- **MATERIAL FOR THIS TASK**

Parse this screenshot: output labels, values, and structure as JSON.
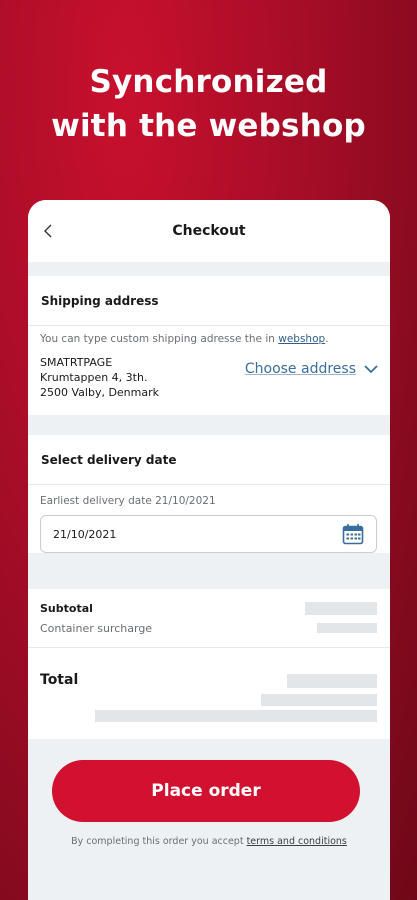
{
  "hero": {
    "line1": "Synchronized",
    "line2": "with the webshop"
  },
  "header": {
    "title": "Checkout",
    "back_icon": "chevron-left-icon"
  },
  "shipping": {
    "heading": "Shipping address",
    "note_prefix": "You can type custom shipping adresse the in ",
    "note_link": "webshop",
    "note_suffix": ".",
    "address_lines": [
      "SMATRTPAGE",
      "Krumtappen 4, 3th.",
      "2500 Valby, Denmark"
    ],
    "choose_label": "Choose address",
    "choose_icon": "chevron-down-icon"
  },
  "delivery": {
    "heading": "Select delivery date",
    "earliest": "Earliest delivery date 21/10/2021",
    "date_value": "21/10/2021",
    "calendar_icon": "calendar-icon"
  },
  "summary": {
    "subtotal_label": "Subtotal",
    "surcharge_label": "Container surcharge",
    "total_label": "Total"
  },
  "actions": {
    "place_order": "Place order",
    "legal_prefix": "By completing this order you accept ",
    "legal_link": "terms and conditions"
  },
  "colors": {
    "brand": "#d2102f",
    "link": "#3a6e9c"
  }
}
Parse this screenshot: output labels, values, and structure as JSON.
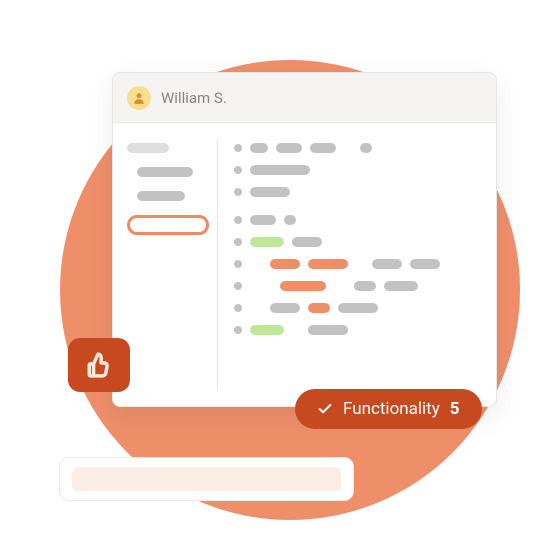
{
  "user": {
    "name": "William S."
  },
  "badge": {
    "label": "Functionality",
    "score": "5"
  },
  "colors": {
    "bg_circle": "#ef8f6a",
    "accent": "#c6491f",
    "orange_pill": "#ef8f66",
    "green_pill": "#bfe79a",
    "grey_pill": "#c2c2c2",
    "avatar_bg": "#f8df8d"
  },
  "icons": {
    "avatar": "user-avatar-icon",
    "like": "thumbs-up-icon",
    "check": "check-icon"
  }
}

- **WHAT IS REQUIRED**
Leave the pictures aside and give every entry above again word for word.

- **ANSWER TO THE EXERCISE**
Parse this screenshot: output labels, values, and structure as JSON.
{
  "hero": {
    "line1": "Synchronized",
    "line2": "with the webshop"
  },
  "header": {
    "title": "Checkout",
    "back_icon": "chevron-left-icon"
  },
  "shipping": {
    "heading": "Shipping address",
    "note_prefix": "You can type custom shipping adresse the in ",
    "note_link": "webshop",
    "note_suffix": ".",
    "address_lines": [
      "SMATRTPAGE",
      "Krumtappen 4, 3th.",
      "2500 Valby, Denmark"
    ],
    "choose_label": "Choose address",
    "choose_icon": "chevron-down-icon"
  },
  "delivery": {
    "heading": "Select delivery date",
    "earliest": "Earliest delivery date 21/10/2021",
    "date_value": "21/10/2021",
    "calendar_icon": "calendar-icon"
  },
  "summary": {
    "subtotal_label": "Subtotal",
    "surcharge_label": "Container surcharge",
    "total_label": "Total"
  },
  "actions": {
    "place_order": "Place order",
    "legal_prefix": "By completing this order you accept ",
    "legal_link": "terms and conditions"
  },
  "colors": {
    "brand": "#d2102f",
    "link": "#3a6e9c"
  }
}
Parse this screenshot: output labels, values, and structure as JSON.
{
  "user": {
    "name": "William S."
  },
  "badge": {
    "label": "Functionality",
    "score": "5"
  },
  "colors": {
    "bg_circle": "#ef8f6a",
    "accent": "#c6491f",
    "orange_pill": "#ef8f66",
    "green_pill": "#bfe79a",
    "grey_pill": "#c2c2c2",
    "avatar_bg": "#f8df8d"
  },
  "icons": {
    "avatar": "user-avatar-icon",
    "like": "thumbs-up-icon",
    "check": "check-icon"
  }
}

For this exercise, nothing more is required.